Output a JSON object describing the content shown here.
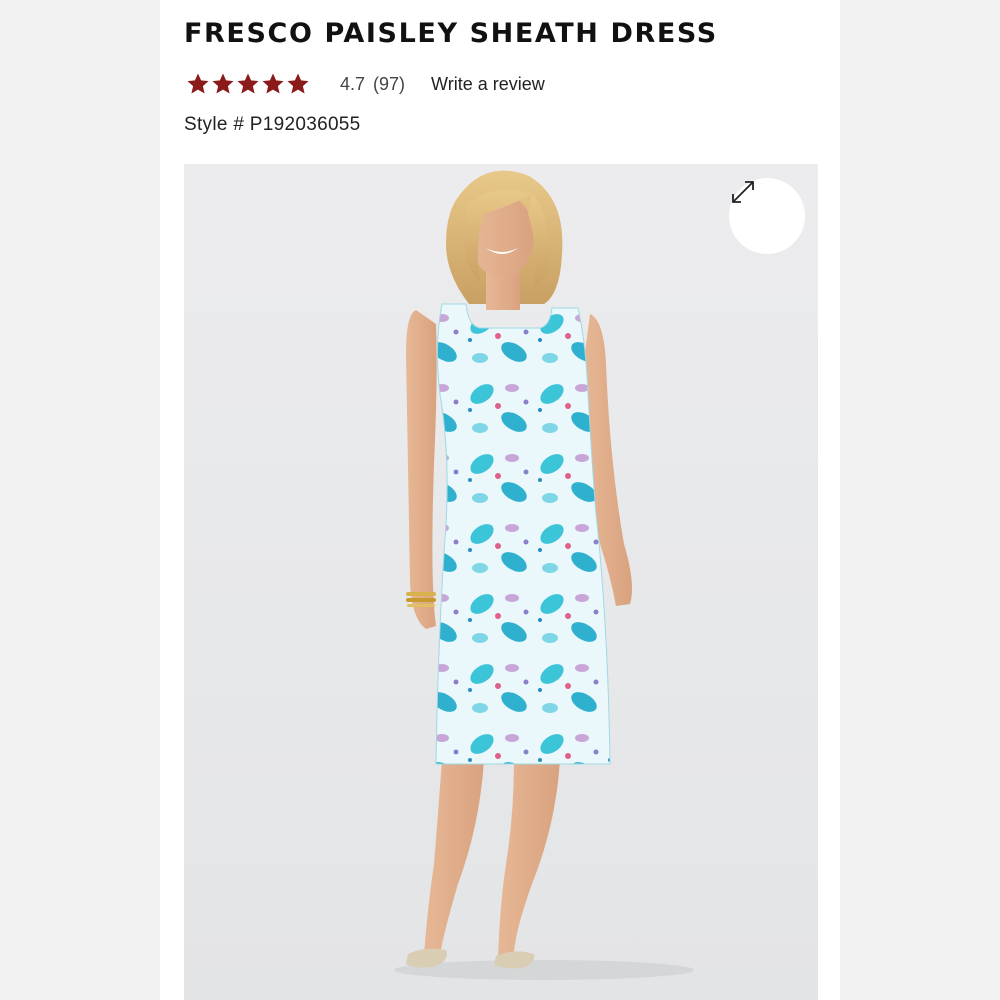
{
  "product": {
    "title": "FRESCO PAISLEY SHEATH DRESS",
    "rating": {
      "value": "4.7",
      "count": "(97)",
      "stars_filled_fraction": 0.94,
      "star_color": "#8b1a1a",
      "write_review_label": "Write a review"
    },
    "style_label": "Style # P192036055"
  },
  "gallery": {
    "image_alt": "Model wearing the paisley sheath dress",
    "expand_icon": "expand-arrows-icon"
  }
}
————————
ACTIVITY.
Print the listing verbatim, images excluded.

RESULT FOR THIS TASK.
Output a JSON object describing the content shown here.
{
  "product": {
    "title": "FRESCO PAISLEY SHEATH DRESS",
    "rating": {
      "value": "4.7",
      "count": "(97)",
      "stars_filled_fraction": 0.94,
      "star_color": "#8b1a1a",
      "write_review_label": "Write a review"
    },
    "style_label": "Style # P192036055"
  },
  "gallery": {
    "image_alt": "Model wearing the paisley sheath dress",
    "expand_icon": "expand-arrows-icon"
  }
}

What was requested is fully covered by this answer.